2017 – Our Wishes -. - 10 episodes of 26min. video installation part of the Conundrum of Imagination at the Leopold Museum Vienna, WienerFest Wochen Performeum.
2016 – Naked Reality -62min. - Science-fiction
2015 – Les Choses et les Mots de Mudimbe -243min. - Documentary Berlinale 2015
2013 - Le President - How do you know it's time to go? – 63min. Feature film banned in Cameroon
2007-2008 An African Woman in Space, HD - video installation - part of DIASPORA exhibition at Musée Quai Branly Paris, France
2005 Les Saignantes 93min.- Feature film - France- Cameroon
1996 La Grammaire de Grand'mere 8min - Interview of filmmaker Djibril Diop Mambety, Senegal.
1995 Aristotle's Plot 71min. - Feature film - Zimbabwe, South Africa UK, France, Canada. Part of British Film Institute 100 years of cinema's series along with Martin Scorsese, Stephen Frears, Jean-Luc Godard, Bernardo Bertolucci, George Miller...
1992 Quartier Mozart 83min. - Feature film - France Cameroon.
2017 Miraculous Weapons Carthage Film Festival
2017 Les Saignantes Selected by the MOMA in New-York among the 70 classics of science-fiction
2015 Prince Claus Award in Amsterdam
2013 Price of the city of Cordoue for LE PRESIDENT
2007 Silver Stallion of Yennenga (2nd Prize) and Best Female Actresses Prize at FESPACO
1997 ARISTOTE'S PLOT Winner Prized Pieces Film Awards, Pittsburgh USA The National Black
1993 QUARTIER MOZART Nominated for the British Film Awards along with Tarantino’s Reservoir Dogs
1992 QUARTIER MOZART Cannes Film Festival Prix Afrique en Création.
1992 QUARTIER MOZART Locarno Film Festival Prix Swissair - Prix Carte Jeunes.
1992 QUARTIER MOZART Montréal World Film Festival Mention Spéciale du Jury.

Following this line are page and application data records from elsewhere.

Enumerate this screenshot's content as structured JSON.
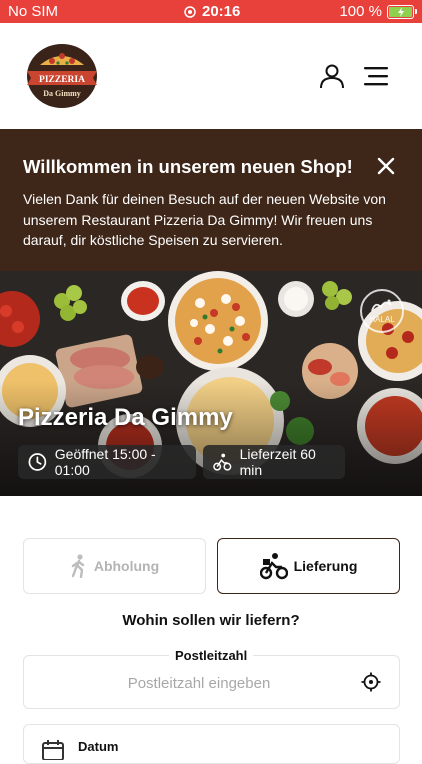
{
  "status_bar": {
    "carrier": "No SIM",
    "time": "20:16",
    "battery": "100 %"
  },
  "header": {
    "logo_top_text": "PIZZERIA",
    "logo_bottom_text": "Da Gimmy"
  },
  "banner": {
    "title": "Willkommen in unserem neuen Shop!",
    "text": "Vielen Dank für deinen Besuch auf der neuen Website von unserem Restaurant Pizzeria Da Gimmy! Wir freuen uns darauf, dir köstliche Speisen zu servieren."
  },
  "hero": {
    "restaurant_name": "Pizzeria Da Gimmy",
    "opening_hours": "Geöffnet 15:00 - 01:00",
    "delivery_time": "Lieferzeit 60 min",
    "badge_text": "HALAL"
  },
  "order_mode": {
    "pickup_label": "Abholung",
    "delivery_label": "Lieferung",
    "selected": "delivery"
  },
  "delivery_question": "Wohin sollen wir liefern?",
  "postal_code": {
    "label": "Postleitzahl",
    "placeholder": "Postleitzahl eingeben",
    "value": ""
  },
  "date_field": {
    "label": "Datum"
  },
  "colors": {
    "status_bar": "#e8413c",
    "brand_brown": "#3e2618",
    "border_light": "#e4e4e4"
  }
}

2017 Carthage Film Festival
2017 Documenta - Athens
2016 Durban International Film Festival, Africa in Motion (Edinburg), Film Africa (London)
Les Choses et les Mots de Mudimbe:

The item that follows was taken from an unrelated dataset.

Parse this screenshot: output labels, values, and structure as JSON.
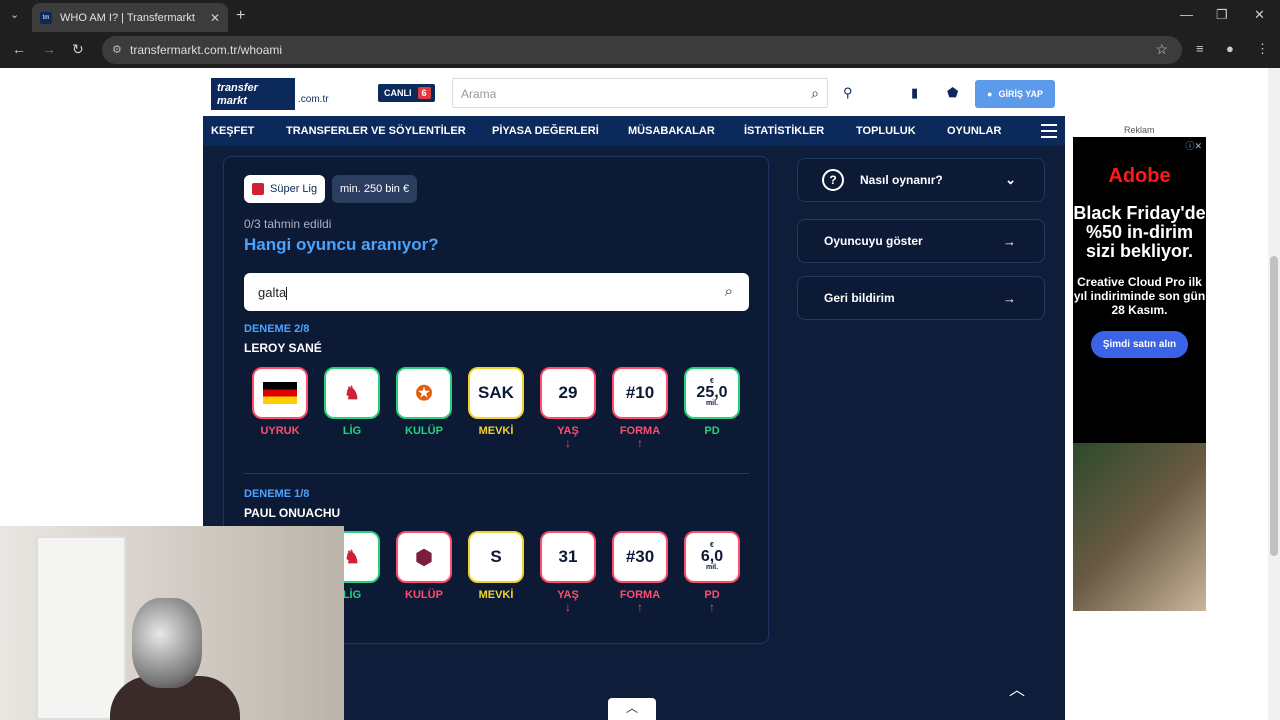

2016 Biennale de Dakar
2015 Berlinale – FID Marseille
2017 Muica (Bogota, Colombia)
2013 Festival Cine Droit Libre Ouagadougou/Abidjan/Dakar) – Durban – Kampala
2017 Moma (New-York)
2017 Muica (Bogota, Colombia)
2012 Africa in Motion (Edinburg)
2008 African Screens HKW (Berlin)
2007 Festival Panafricain de Cinema de Ouagadougou FESPACO (Burkina Faso)
2006 Barcelona – Carthage – Bruxelles – Durban – New-York – Montréal
2005 Toronto International Film Festival – Torino (Italy)
2017 Documenta Athens
1998 Smithsonian - Marseille - Carthage
1997 Sundance Film Festival-Rotterdam-Amiens
1996 Toronto Film Festival
2000 Sao Paulo, Brésil
1998 Budapest, Marseille, Perugia
1993 Lincoln Center, Londres, Jérusalem, New Delhi, Chicago, Dublin, Götenborg, Copenhagen, Genève, Washington, Philadelphie, Ouagadougou (Burkina Faso)
1992 Cannes, Locarno, Montréal.
Conferences - Master Classes
1998 Great African Films of the 90ies Smithsonian Washington DC
2009 Festival International Jean Rouch – Comite du Film Ethnographique “Panel of Innovation”
2011 The Aesthetics of Vulgarity – NYU
2012 Keynote - “Making Movies From a Place” African Literature Association – Dallas
2013 Keynote - “Cinema Beyond Censorship” African Film and Politics Conference University of Westminster - London
African Screens – Lisbon
The Future Of Weird: Visions Of Excess - Brooklyn
2014 MRDAGARNA – “Cinema Beyond Censorship” Swedish Forum for Human Rights - Umea/
2015 African Literature Association – Bayreuth – Les Choses et les Mots de Mudimbe
Africa Futures - Goethe Johannesburg - keynote
Africa Acts - CNRS Paris – Les Saignantes
AfroFuturism – Berlin – Les Saignantes
2016 Keynote - Humboldt Forum Conference – Johannesburg
Keynote - Berlinale Talents “Cinema of the Future”- Berlin
Cinema Exhibition “Welcome to Applied Fiction” -Savvy contemporary Gallery - Berlin